You’d think, listening to Ministers reeling off employment numbers and media reports of new job announcements, that Ireland was some lean, mean job creation machine. Well, in comparison with other EU-15 countries we are neither mean nor lean. Indeed, we fall well behind in key sectors.
Let’s leave aside the arguments over the 2013 employment numbers. I suggested that they were inflated due to a statistical re-alignment between the Quarter National Household Survey and the Census (you can read those arguments here andhere). If people want to believe that job growth in 2013 (when domestic demand fell) was higher than in 2014 (when domestic demand rose by nearly 4 percent) – well, sure, go ahead. I prefer to take on board the CSO’s warning about interpreting job creation trends in 2013.
Robust comparisons can only start with the last quarter of 2013. That’s when the CSO finished its statistical re-alignment. Therefore, we have two year-on-year periods to compare. We should be cautious interpreting this data; it would be preferable to have a longer time-series. Therefore, any conclusions are tentative and subject to revision.
The following looks at the market, or business, economy. This is essentially the private sector, excluding the public sector dominated sectors (public administration, education and health) and the farming sector. Here are the year-on-year figures for 2014 to 2015 Quarter 1.
This doesn’t look so bad. Ireland’s employment growth is above the EU-15 average and ranks 4th in the table. However, something interesting happens when we exclude the construction sector which is non-traded and which in the past the Irish economy overly-relied on for job creation.
Ireland falls well down the job creation table when construction is excluded – below the EU-15 average.
In the last year, the Irish market economy generated 29,700 jobs. Of this, 19,500 jobs were in the construction sector – or 66 percent.
When we look at the previous quarter – the 4th quarter of 2014 – we find a similar pattern.
There are two noteworthy aspects of this. First, it could be argued that construction is due a substantial rise. Prior to the recession we saw construction employment grow well beyond the European average (in Ireland it made up 40 percent of all market economy jobs growth between 2000 and 2007). Then it collapsed. The rise we are witnessing is merely construction heading back to European norms.
However, construction employment is already at the European level. Construction employment in the EU-15 makes up 5.9 percent of the labour force; in Ireland, it is already at 5.7 percent – even after years of decimation.

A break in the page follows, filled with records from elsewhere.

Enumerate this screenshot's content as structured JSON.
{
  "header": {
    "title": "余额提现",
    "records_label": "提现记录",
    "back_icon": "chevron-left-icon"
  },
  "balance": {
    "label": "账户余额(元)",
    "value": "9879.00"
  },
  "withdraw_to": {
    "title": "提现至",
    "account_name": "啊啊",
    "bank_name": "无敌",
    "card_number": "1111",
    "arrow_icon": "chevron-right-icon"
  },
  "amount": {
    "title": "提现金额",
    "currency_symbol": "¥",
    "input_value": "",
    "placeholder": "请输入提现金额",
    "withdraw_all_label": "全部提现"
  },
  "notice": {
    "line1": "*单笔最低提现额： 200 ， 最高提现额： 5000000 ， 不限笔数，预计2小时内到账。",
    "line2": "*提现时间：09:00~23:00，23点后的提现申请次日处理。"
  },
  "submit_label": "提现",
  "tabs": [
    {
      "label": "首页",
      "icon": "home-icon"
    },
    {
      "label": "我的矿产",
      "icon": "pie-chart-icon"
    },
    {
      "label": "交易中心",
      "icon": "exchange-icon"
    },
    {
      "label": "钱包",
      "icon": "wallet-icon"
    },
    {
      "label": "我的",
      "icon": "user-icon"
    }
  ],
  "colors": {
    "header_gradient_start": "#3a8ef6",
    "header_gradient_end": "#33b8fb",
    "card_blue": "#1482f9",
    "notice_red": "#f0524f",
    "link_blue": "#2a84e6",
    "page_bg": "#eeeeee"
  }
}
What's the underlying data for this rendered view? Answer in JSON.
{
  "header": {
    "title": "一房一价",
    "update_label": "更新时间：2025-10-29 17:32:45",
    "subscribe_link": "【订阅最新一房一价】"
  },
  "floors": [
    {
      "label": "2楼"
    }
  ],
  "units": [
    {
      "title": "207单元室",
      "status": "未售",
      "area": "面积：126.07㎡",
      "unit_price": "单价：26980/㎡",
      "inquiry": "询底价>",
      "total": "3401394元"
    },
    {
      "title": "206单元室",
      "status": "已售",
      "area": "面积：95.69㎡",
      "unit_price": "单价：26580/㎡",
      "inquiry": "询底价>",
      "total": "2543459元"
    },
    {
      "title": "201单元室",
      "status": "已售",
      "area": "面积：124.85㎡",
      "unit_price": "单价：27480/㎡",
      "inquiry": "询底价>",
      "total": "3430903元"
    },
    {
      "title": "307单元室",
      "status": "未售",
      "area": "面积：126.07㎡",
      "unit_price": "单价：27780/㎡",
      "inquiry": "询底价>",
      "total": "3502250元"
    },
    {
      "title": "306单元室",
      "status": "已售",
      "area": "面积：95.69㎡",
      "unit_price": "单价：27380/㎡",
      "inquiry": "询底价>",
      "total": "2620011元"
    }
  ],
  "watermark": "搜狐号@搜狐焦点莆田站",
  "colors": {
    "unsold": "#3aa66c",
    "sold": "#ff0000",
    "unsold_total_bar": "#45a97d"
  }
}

But beyond the construction element, there is a wider question to be asked about our economy’s ability to generate jobs.
In a previous post, it was observed that while the economy grew by over 4 percent, living standards fell further behind EU averages. Here, we find a similar pattern.
The Irish economy grew at four times the rate of the EU-15. Yet, it could only generate the same amount of jobs in the market economy when construction is excluded. When the first quarter data is published for this year, the comparison will be even worse.
Ireland’s lean mean job creation machine looks a bit more flabby, not so mean and content to let construction drive the market economy.
Let’s hope this doesn’t continue.